missing. I did the usual things.
The marsh still held its magic, like
all marshes, unconcerned about
our problems, always ready to suck
us back in. I kept to drinking, music,
the radio, late nights. Watched
the back and forth of bluejays
in the woodshed. Wondered about
past mistakes. Why I let that one go
who would have stayed by me.
Once a woman in a club told me
I’d make a good husband. Another
tried to take a drink away,
followed me around like the bottle
was a chalice I’d no right to.
There really is no need for a muse.
Or a poem. But that breeze
nobody seems to notice
starts the wind chimes
and here we go again.



Before gravity was invented, the energy
that holds the planets and moons in place,
and anti-gravity, expanding the cosmos,
Dante claimed God’s love to be the force
turning the stars and heavenly bodies.

Unknown, the secret of attraction that guides
atoms to molecules to organisms,
shaping solar systems and galaxies,
humans, mushrooms, moths, stars, minds,
energy fields morphing into forms,
dream-like and stark, difficult to trace.
Such a simple thing, to step outside your door
and, perhaps someday, to float away.



is a summer moth that gets into your house.
Because you like moths
you catch it. Keep it
cautiously, trying not to harm.
No exotic, but dull, buff-beige.
You can feel the moth
in your carefully closed fist,
as if you were holding inside your hand
a heart. There isn’t much time
before it destroys itself, beats away
that fairy powder that
the wings need for balance. Those scales
a strange armor
it’s shedding in the cocoon
of your hand.
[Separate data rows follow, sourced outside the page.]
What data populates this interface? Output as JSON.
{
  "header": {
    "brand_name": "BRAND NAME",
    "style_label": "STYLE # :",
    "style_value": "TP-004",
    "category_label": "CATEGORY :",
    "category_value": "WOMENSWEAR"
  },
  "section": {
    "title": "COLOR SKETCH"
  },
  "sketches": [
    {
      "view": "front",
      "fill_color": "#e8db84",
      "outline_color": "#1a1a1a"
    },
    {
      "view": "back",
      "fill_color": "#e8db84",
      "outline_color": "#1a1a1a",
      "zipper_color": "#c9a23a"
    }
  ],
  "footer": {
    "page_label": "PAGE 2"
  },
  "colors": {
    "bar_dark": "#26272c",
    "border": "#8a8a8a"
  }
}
There isn’t much time
to get to where it came from
in the first place, to get
to the screen door
and heave it gently into the dark.



I miss eating them, but not much.
We’ve yet to learn the spectrum of sentience,
but surely there’s light in lobsters
who travel in caravans on the ocean floor
and release their little ones from traps
set by lobster men. Lobstermen, beings
from a faraway planet, come here
to visit the lobsters of planet earth,
a related species. What might they think of us
who boil their cousins alive? In Teenagers
from Outer Space, the aliens,
1959 teenagers, come to earth with a lobster
that earth’s atmosphere causes to grow
into a giant that eats people.
At the supermarket seafood section
I always pause before the tank, hear those
rubber-banded claws tapping the glass,
a distress call to an ocean far from here.
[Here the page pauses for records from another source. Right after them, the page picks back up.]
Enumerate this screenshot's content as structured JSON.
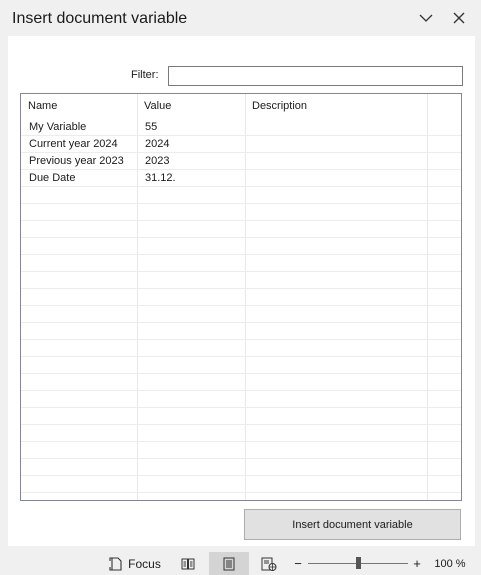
{
  "dialog": {
    "title": "Insert document variable",
    "filter_label": "Filter:",
    "filter_value": "",
    "insert_button": "Insert document variable"
  },
  "grid": {
    "columns": [
      "Name",
      "Value",
      "Description"
    ],
    "rows": [
      {
        "name": "My Variable",
        "value": "55",
        "description": ""
      },
      {
        "name": "Current year 2024",
        "value": "2024",
        "description": ""
      },
      {
        "name": "Previous year 2023",
        "value": "2023",
        "description": ""
      },
      {
        "name": "Due Date",
        "value": "31.12.",
        "description": ""
      }
    ]
  },
  "statusbar": {
    "focus_label": "Focus",
    "zoom_minus": "−",
    "zoom_plus": "+",
    "zoom_level": "100 %",
    "zoom_fraction": 0.5
  },
  "icons": {
    "chevron": "chevron-down-icon",
    "close": "close-icon",
    "focus": "focus-icon",
    "read_mode": "read-mode-icon",
    "print_layout": "print-layout-icon",
    "web_layout": "web-layout-icon"
  }
}
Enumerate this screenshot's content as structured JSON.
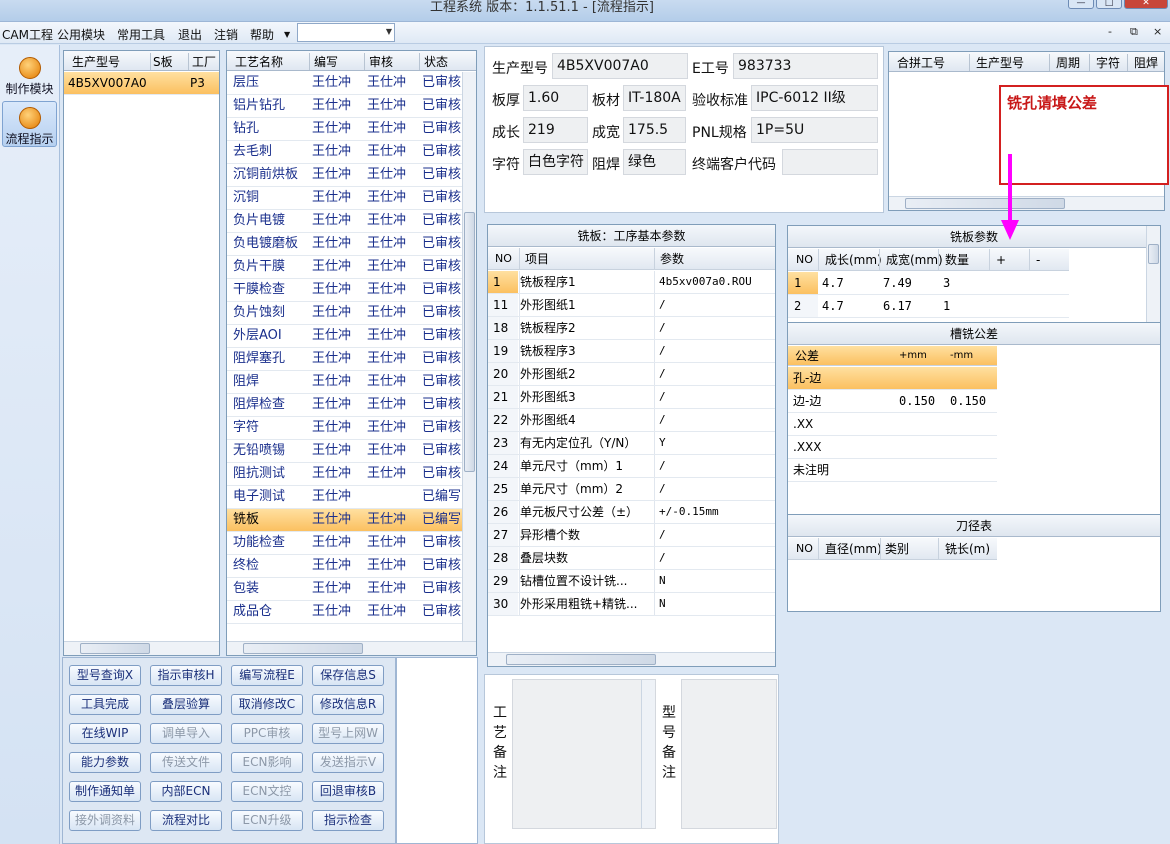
{
  "window": {
    "title": "工程系统  版本：1.1.51.1 - [流程指示]"
  },
  "menu": {
    "items": [
      "CAM工程",
      "公用模块",
      "常用工具",
      "退出",
      "注销",
      "帮助"
    ],
    "mdi": [
      "-",
      "⧉",
      "×"
    ]
  },
  "sidebar": {
    "items": [
      {
        "label": "制作模块"
      },
      {
        "label": "流程指示"
      }
    ]
  },
  "models": {
    "headers": [
      "生产型号",
      "S板",
      "工厂"
    ],
    "rows": [
      {
        "model": "4B5XV007A0",
        "s": "",
        "factory": "P3"
      }
    ]
  },
  "process": {
    "headers": [
      "工艺名称",
      "编写",
      "审核",
      "状态"
    ],
    "rows": [
      {
        "name": "层压",
        "writer": "王仕冲",
        "reviewer": "王仕冲",
        "status": "已审核"
      },
      {
        "name": "铝片钻孔",
        "writer": "王仕冲",
        "reviewer": "王仕冲",
        "status": "已审核"
      },
      {
        "name": "钻孔",
        "writer": "王仕冲",
        "reviewer": "王仕冲",
        "status": "已审核"
      },
      {
        "name": "去毛刺",
        "writer": "王仕冲",
        "reviewer": "王仕冲",
        "status": "已审核"
      },
      {
        "name": "沉铜前烘板",
        "writer": "王仕冲",
        "reviewer": "王仕冲",
        "status": "已审核"
      },
      {
        "name": "沉铜",
        "writer": "王仕冲",
        "reviewer": "王仕冲",
        "status": "已审核"
      },
      {
        "name": "负片电镀",
        "writer": "王仕冲",
        "reviewer": "王仕冲",
        "status": "已审核"
      },
      {
        "name": "负电镀磨板",
        "writer": "王仕冲",
        "reviewer": "王仕冲",
        "status": "已审核"
      },
      {
        "name": "负片干膜",
        "writer": "王仕冲",
        "reviewer": "王仕冲",
        "status": "已审核"
      },
      {
        "name": "干膜检查",
        "writer": "王仕冲",
        "reviewer": "王仕冲",
        "status": "已审核"
      },
      {
        "name": "负片蚀刻",
        "writer": "王仕冲",
        "reviewer": "王仕冲",
        "status": "已审核"
      },
      {
        "name": "外层AOI",
        "writer": "王仕冲",
        "reviewer": "王仕冲",
        "status": "已审核"
      },
      {
        "name": "阻焊塞孔",
        "writer": "王仕冲",
        "reviewer": "王仕冲",
        "status": "已审核"
      },
      {
        "name": "阻焊",
        "writer": "王仕冲",
        "reviewer": "王仕冲",
        "status": "已审核"
      },
      {
        "name": "阻焊检查",
        "writer": "王仕冲",
        "reviewer": "王仕冲",
        "status": "已审核"
      },
      {
        "name": "字符",
        "writer": "王仕冲",
        "reviewer": "王仕冲",
        "status": "已审核"
      },
      {
        "name": "无铅喷锡",
        "writer": "王仕冲",
        "reviewer": "王仕冲",
        "status": "已审核"
      },
      {
        "name": "阻抗测试",
        "writer": "王仕冲",
        "reviewer": "王仕冲",
        "status": "已审核"
      },
      {
        "name": "电子测试",
        "writer": "王仕冲",
        "reviewer": "",
        "status": "已编写"
      },
      {
        "name": "铣板",
        "writer": "王仕冲",
        "reviewer": "王仕冲",
        "status": "已编写"
      },
      {
        "name": "功能检查",
        "writer": "王仕冲",
        "reviewer": "王仕冲",
        "status": "已审核"
      },
      {
        "name": "终检",
        "writer": "王仕冲",
        "reviewer": "王仕冲",
        "status": "已审核"
      },
      {
        "name": "包装",
        "writer": "王仕冲",
        "reviewer": "王仕冲",
        "status": "已审核"
      },
      {
        "name": "成品仓",
        "writer": "王仕冲",
        "reviewer": "王仕冲",
        "status": "已审核"
      }
    ]
  },
  "buttons": [
    [
      "型号查询X",
      "指示审核H",
      "编写流程E",
      "保存信息S"
    ],
    [
      "工具完成",
      "叠层验算",
      "取消修改C",
      "修改信息R"
    ],
    [
      "在线WIP",
      "调单导入",
      "PPC审核",
      "型号上网W"
    ],
    [
      "能力参数",
      "传送文件",
      "ECN影响",
      "发送指示V"
    ],
    [
      "制作通知单",
      "内部ECN",
      "ECN文控",
      "回退审核B"
    ],
    [
      "接外调资料",
      "流程对比",
      "ECN升级",
      "指示检查"
    ]
  ],
  "info": {
    "model_label": "生产型号",
    "model_value": "4B5XV007A0",
    "eng_label": "E工号",
    "eng_value": "983733",
    "thick_label": "板厚",
    "thick_value": "1.60",
    "mat_label": "板材",
    "mat_value": "IT-180A",
    "std_label": "验收标准",
    "std_value": "IPC-6012 II级",
    "len_label": "成长",
    "len_value": "219",
    "wid_label": "成宽",
    "wid_value": "175.5",
    "pnl_label": "PNL规格",
    "pnl_value": "1P=5U",
    "char_label": "字符",
    "char_value": "白色字符",
    "mask_label": "阻焊",
    "mask_value": "绿色",
    "cust_label": "终端客户代码",
    "cust_value": ""
  },
  "merge": {
    "headers": [
      "合拼工号",
      "生产型号",
      "周期",
      "字符",
      "阻焊"
    ]
  },
  "annotation": {
    "text": "铣孔请填公差"
  },
  "mill_basic": {
    "title": "铣板：工序基本参数",
    "headers": [
      "NO",
      "项目",
      "参数"
    ],
    "rows": [
      {
        "no": "1",
        "item": "铣板程序1",
        "val": "4b5xv007a0.ROU"
      },
      {
        "no": "11",
        "item": "外形图纸1",
        "val": "/"
      },
      {
        "no": "18",
        "item": "铣板程序2",
        "val": "/"
      },
      {
        "no": "19",
        "item": "铣板程序3",
        "val": "/"
      },
      {
        "no": "20",
        "item": "外形图纸2",
        "val": "/"
      },
      {
        "no": "21",
        "item": "外形图纸3",
        "val": "/"
      },
      {
        "no": "22",
        "item": "外形图纸4",
        "val": "/"
      },
      {
        "no": "23",
        "item": "有无内定位孔（Y/N）",
        "val": "Y"
      },
      {
        "no": "24",
        "item": "单元尺寸（mm）1",
        "val": "/"
      },
      {
        "no": "25",
        "item": "单元尺寸（mm）2",
        "val": "/"
      },
      {
        "no": "26",
        "item": "单元板尺寸公差（±）",
        "val": "+/-0.15mm"
      },
      {
        "no": "27",
        "item": "异形槽个数",
        "val": "/"
      },
      {
        "no": "28",
        "item": "叠层块数",
        "val": "/"
      },
      {
        "no": "29",
        "item": "钻槽位置不设计铣...",
        "val": "N"
      },
      {
        "no": "30",
        "item": "外形采用粗铣+精铣...",
        "val": "N"
      }
    ]
  },
  "mill_params": {
    "title": "铣板参数",
    "headers": [
      "NO",
      "成长(mm)",
      "成宽(mm)",
      "数量",
      "+",
      "-"
    ],
    "rows": [
      {
        "no": "1",
        "len": "4.7",
        "wid": "7.49",
        "qty": "3"
      },
      {
        "no": "2",
        "len": "4.7",
        "wid": "6.17",
        "qty": "1"
      }
    ]
  },
  "slot_tol": {
    "title": "槽铣公差",
    "headers": [
      "公差",
      "+mm",
      "-mm"
    ],
    "rows": [
      {
        "name": "孔-边",
        "plus": "",
        "minus": ""
      },
      {
        "name": "边-边",
        "plus": "0.150",
        "minus": "0.150"
      },
      {
        "name": ".XX",
        "plus": "",
        "minus": ""
      },
      {
        "name": ".XXX",
        "plus": "",
        "minus": ""
      },
      {
        "name": "未注明",
        "plus": "",
        "minus": ""
      }
    ]
  },
  "tools": {
    "title": "刀径表",
    "headers": [
      "NO",
      "直径(mm)",
      "类别",
      "铣长(m)"
    ]
  },
  "remarks": {
    "process_label": "工艺备注",
    "model_label": "型号备注"
  }
}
I do not haunt. The house haunts me.
Often I am inside, but sometimes in the yard.
I never stray too far.
Sometimes I think I am in a dream,
or dreaming from far away, which means
I am asleep. The house sits on a hillside,
overlooks a valley I do not go down.
I move about the house. I don’t
recall walking. There are always people inside.
People I love. They are alive.
That is why I do not believe I am dreaming.
For if I dreamt, the people in my dreams
would be those I once knew, would be dead.
It seems I have little or no control
of what goes or comes through the doors, that
I’m hardly regarded, like someone old.
But I am not old at all, though
restless, nor am I unhappy. I know
I need to be somewhere else, but where?
The house is in slow decay, the rooms
changing, colors fading, furniture
shifting, on the wall a painting
one moment, the next, a mirror.
The house needs repairs, but no one listens.
Which worries me. I want to save them
and the house, but everything keeps shifting,
like being on a sea no one else can see.
Like being the captain
of an interminably sinking ship
whose crew is under a spell,
strangely deaf.


A man in a baseball cap and handkerchief over his face, revealing only his eyes.